The answer should consist of every record, reproduced exactly.
━━━ RECORDS FOR PROCESSING ━━━
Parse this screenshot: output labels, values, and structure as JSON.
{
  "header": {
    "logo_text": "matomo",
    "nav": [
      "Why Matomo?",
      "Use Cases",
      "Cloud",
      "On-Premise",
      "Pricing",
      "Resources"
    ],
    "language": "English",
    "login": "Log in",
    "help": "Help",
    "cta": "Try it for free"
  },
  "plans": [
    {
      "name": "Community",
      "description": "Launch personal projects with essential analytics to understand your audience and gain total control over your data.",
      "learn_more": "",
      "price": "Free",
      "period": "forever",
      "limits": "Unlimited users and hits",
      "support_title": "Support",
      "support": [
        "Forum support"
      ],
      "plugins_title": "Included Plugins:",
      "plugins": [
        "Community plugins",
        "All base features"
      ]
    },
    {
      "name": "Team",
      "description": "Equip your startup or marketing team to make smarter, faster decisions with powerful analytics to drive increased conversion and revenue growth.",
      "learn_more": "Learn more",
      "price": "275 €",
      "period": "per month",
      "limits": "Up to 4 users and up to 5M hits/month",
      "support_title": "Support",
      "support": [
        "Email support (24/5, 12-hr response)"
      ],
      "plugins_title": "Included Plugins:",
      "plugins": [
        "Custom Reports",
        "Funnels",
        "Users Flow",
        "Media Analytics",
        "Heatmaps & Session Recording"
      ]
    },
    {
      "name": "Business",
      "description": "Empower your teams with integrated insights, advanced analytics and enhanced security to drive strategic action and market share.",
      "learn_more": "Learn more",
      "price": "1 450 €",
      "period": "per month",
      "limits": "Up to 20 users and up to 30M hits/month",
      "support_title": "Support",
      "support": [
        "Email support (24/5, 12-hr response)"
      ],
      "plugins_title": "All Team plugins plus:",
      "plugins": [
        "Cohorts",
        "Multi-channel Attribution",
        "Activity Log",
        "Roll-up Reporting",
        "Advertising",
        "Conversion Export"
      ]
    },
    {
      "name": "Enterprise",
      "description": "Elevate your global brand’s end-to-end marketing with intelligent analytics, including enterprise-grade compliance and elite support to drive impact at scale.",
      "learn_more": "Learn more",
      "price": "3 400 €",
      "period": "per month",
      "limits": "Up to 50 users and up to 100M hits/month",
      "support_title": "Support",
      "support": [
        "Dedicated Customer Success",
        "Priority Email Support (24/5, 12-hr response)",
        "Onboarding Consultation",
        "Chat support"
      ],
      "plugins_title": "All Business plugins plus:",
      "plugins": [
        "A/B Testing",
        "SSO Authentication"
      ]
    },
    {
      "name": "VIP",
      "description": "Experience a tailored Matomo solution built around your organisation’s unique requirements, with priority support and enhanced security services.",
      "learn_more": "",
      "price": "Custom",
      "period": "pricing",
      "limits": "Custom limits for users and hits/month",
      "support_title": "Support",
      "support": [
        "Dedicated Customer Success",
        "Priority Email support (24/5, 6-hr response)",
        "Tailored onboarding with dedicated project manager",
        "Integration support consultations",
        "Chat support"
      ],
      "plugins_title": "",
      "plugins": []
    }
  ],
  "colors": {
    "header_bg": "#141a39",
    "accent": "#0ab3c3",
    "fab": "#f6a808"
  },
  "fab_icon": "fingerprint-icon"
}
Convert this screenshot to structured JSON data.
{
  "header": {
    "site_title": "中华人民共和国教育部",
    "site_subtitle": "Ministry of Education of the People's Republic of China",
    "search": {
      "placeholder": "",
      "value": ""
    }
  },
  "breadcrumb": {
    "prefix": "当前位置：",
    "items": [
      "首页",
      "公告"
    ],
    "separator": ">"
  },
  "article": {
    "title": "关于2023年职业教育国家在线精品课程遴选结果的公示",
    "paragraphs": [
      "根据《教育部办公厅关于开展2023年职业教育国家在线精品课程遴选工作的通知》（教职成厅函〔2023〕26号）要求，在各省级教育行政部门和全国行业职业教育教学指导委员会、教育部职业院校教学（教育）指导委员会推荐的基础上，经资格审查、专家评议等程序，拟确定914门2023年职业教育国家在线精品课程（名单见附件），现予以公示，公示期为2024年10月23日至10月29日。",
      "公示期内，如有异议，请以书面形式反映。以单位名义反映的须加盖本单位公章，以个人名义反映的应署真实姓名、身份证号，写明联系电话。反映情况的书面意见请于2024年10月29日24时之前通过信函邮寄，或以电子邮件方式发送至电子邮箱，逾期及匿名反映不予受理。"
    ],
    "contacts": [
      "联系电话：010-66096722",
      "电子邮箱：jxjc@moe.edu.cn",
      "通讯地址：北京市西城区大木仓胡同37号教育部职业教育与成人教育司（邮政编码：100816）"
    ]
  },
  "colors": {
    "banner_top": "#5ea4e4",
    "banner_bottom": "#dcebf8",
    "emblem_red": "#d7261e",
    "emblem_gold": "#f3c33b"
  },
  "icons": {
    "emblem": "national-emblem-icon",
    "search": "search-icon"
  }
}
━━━
RESULT BELOW:
Parse this screenshot: output labels, values, and structure as JSON.
{
  "header": {
    "logo_text": "matomo",
    "nav": [
      "Why Matomo?",
      "Use Cases",
      "Cloud",
      "On-Premise",
      "Pricing",
      "Resources"
    ],
    "language": "English",
    "login": "Log in",
    "help": "Help",
    "cta": "Try it for free"
  },
  "plans": [
    {
      "name": "Community",
      "description": "Launch personal projects with essential analytics to understand your audience and gain total control over your data.",
      "learn_more": "",
      "price": "Free",
      "period": "forever",
      "limits": "Unlimited users and hits",
      "support_title": "Support",
      "support": [
        "Forum support"
      ],
      "plugins_title": "Included Plugins:",
      "plugins": [
        "Community plugins",
        "All base features"
      ]
    },
    {
      "name": "Team",
      "description": "Equip your startup or marketing team to make smarter, faster decisions with powerful analytics to drive increased conversion and revenue growth.",
      "learn_more": "Learn more",
      "price": "275 €",
      "period": "per month",
      "limits": "Up to 4 users and up to 5M hits/month",
      "support_title": "Support",
      "support": [
        "Email support (24/5, 12-hr response)"
      ],
      "plugins_title": "Included Plugins:",
      "plugins": [
        "Custom Reports",
        "Funnels",
        "Users Flow",
        "Media Analytics",
        "Heatmaps & Session Recording"
      ]
    },
    {
      "name": "Business",
      "description": "Empower your teams with integrated insights, advanced analytics and enhanced security to drive strategic action and market share.",
      "learn_more": "Learn more",
      "price": "1 450 €",
      "period": "per month",
      "limits": "Up to 20 users and up to 30M hits/month",
      "support_title": "Support",
      "support": [
        "Email support (24/5, 12-hr response)"
      ],
      "plugins_title": "All Team plugins plus:",
      "plugins": [
        "Cohorts",
        "Multi-channel Attribution",
        "Activity Log",
        "Roll-up Reporting",
        "Advertising",
        "Conversion Export"
      ]
    },
    {
      "name": "Enterprise",
      "description": "Elevate your global brand’s end-to-end marketing with intelligent analytics, including enterprise-grade compliance and elite support to drive impact at scale.",
      "learn_more": "Learn more",
      "price": "3 400 €",
      "period": "per month",
      "limits": "Up to 50 users and up to 100M hits/month",
      "support_title": "Support",
      "support": [
        "Dedicated Customer Success",
        "Priority Email Support (24/5, 12-hr response)",
        "Onboarding Consultation",
        "Chat support"
      ],
      "plugins_title": "All Business plugins plus:",
      "plugins": [
        "A/B Testing",
        "SSO Authentication"
      ]
    },
    {
      "name": "VIP",
      "description": "Experience a tailored Matomo solution built around your organisation’s unique requirements, with priority support and enhanced security services.",
      "learn_more": "",
      "price": "Custom",
      "period": "pricing",
      "limits": "Custom limits for users and hits/month",
      "support_title": "Support",
      "support": [
        "Dedicated Customer Success",
        "Priority Email support (24/5, 6-hr response)",
        "Tailored onboarding with dedicated project manager",
        "Integration support consultations",
        "Chat support"
      ],
      "plugins_title": "",
      "plugins": []
    }
  ],
  "colors": {
    "header_bg": "#141a39",
    "accent": "#0ab3c3",
    "fab": "#f6a808"
  },
  "fab_icon": "fingerprint-icon"
}
Convert this screenshot to structured JSON data.
{
  "header": {
    "site_title": "中华人民共和国教育部",
    "site_subtitle": "Ministry of Education of the People's Republic of China",
    "search": {
      "placeholder": "",
      "value": ""
    }
  },
  "breadcrumb": {
    "prefix": "当前位置：",
    "items": [
      "首页",
      "公告"
    ],
    "separator": ">"
  },
  "article": {
    "title": "关于2023年职业教育国家在线精品课程遴选结果的公示",
    "paragraphs": [
      "根据《教育部办公厅关于开展2023年职业教育国家在线精品课程遴选工作的通知》（教职成厅函〔2023〕26号）要求，在各省级教育行政部门和全国行业职业教育教学指导委员会、教育部职业院校教学（教育）指导委员会推荐的基础上，经资格审查、专家评议等程序，拟确定914门2023年职业教育国家在线精品课程（名单见附件），现予以公示，公示期为2024年10月23日至10月29日。",
      "公示期内，如有异议，请以书面形式反映。以单位名义反映的须加盖本单位公章，以个人名义反映的应署真实姓名、身份证号，写明联系电话。反映情况的书面意见请于2024年10月29日24时之前通过信函邮寄，或以电子邮件方式发送至电子邮箱，逾期及匿名反映不予受理。"
    ],
    "contacts": [
      "联系电话：010-66096722",
      "电子邮箱：jxjc@moe.edu.cn",
      "通讯地址：北京市西城区大木仓胡同37号教育部职业教育与成人教育司（邮政编码：100816）"
    ]
  },
  "colors": {
    "banner_top": "#5ea4e4",
    "banner_bottom": "#dcebf8",
    "emblem_red": "#d7261e",
    "emblem_gold": "#f3c33b"
  },
  "icons": {
    "emblem": "national-emblem-icon",
    "search": "search-icon"
  }
}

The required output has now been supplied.